BEGIN

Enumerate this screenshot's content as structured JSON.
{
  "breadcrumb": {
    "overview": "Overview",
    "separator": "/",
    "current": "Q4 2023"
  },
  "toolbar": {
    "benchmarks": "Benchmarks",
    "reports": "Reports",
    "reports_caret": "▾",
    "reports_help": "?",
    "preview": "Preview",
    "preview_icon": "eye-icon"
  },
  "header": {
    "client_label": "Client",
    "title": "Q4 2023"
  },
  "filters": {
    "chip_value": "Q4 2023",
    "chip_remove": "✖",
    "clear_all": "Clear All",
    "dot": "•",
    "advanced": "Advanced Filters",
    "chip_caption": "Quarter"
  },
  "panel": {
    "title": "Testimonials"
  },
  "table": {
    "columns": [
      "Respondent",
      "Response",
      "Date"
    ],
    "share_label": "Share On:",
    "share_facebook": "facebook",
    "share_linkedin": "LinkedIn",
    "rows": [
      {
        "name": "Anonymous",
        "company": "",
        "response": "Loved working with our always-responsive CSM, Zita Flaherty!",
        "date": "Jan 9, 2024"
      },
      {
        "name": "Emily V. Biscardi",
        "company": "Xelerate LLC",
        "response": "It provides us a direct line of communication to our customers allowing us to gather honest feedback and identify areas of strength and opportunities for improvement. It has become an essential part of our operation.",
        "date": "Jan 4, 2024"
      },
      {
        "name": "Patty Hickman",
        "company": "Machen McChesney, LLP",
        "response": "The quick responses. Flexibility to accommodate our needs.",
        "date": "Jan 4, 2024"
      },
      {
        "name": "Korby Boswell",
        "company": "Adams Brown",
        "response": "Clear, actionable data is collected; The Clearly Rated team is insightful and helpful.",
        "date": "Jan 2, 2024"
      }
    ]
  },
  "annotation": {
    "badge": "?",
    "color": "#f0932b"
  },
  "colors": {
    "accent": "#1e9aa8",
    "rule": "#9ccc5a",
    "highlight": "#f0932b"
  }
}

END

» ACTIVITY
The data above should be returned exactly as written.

» TASK OUTPUT
Enumerate this screenshot's content as structured JSON.
{
  "breadcrumb": {
    "overview": "Overview",
    "separator": "/",
    "current": "Q4 2023"
  },
  "toolbar": {
    "benchmarks": "Benchmarks",
    "reports": "Reports",
    "reports_caret": "▾",
    "reports_help": "?",
    "preview": "Preview",
    "preview_icon": "eye-icon"
  },
  "header": {
    "client_label": "Client",
    "title": "Q4 2023"
  },
  "filters": {
    "chip_value": "Q4 2023",
    "chip_remove": "✖",
    "clear_all": "Clear All",
    "dot": "•",
    "advanced": "Advanced Filters",
    "chip_caption": "Quarter"
  },
  "panel": {
    "title": "Testimonials"
  },
  "table": {
    "columns": [
      "Respondent",
      "Response",
      "Date"
    ],
    "share_label": "Share On:",
    "share_facebook": "facebook",
    "share_linkedin": "LinkedIn",
    "rows": [
      {
        "name": "Anonymous",
        "company": "",
        "response": "Loved working with our always-responsive CSM, Zita Flaherty!",
        "date": "Jan 9, 2024"
      },
      {
        "name": "Emily V. Biscardi",
        "company": "Xelerate LLC",
        "response": "It provides us a direct line of communication to our customers allowing us to gather honest feedback and identify areas of strength and opportunities for improvement. It has become an essential part of our operation.",
        "date": "Jan 4, 2024"
      },
      {
        "name": "Patty Hickman",
        "company": "Machen McChesney, LLP",
        "response": "The quick responses. Flexibility to accommodate our needs.",
        "date": "Jan 4, 2024"
      },
      {
        "name": "Korby Boswell",
        "company": "Adams Brown",
        "response": "Clear, actionable data is collected; The Clearly Rated team is insightful and helpful.",
        "date": "Jan 2, 2024"
      }
    ]
  },
  "annotation": {
    "badge": "?",
    "color": "#f0932b"
  },
  "colors": {
    "accent": "#1e9aa8",
    "rule": "#9ccc5a",
    "highlight": "#f0932b"
  }
}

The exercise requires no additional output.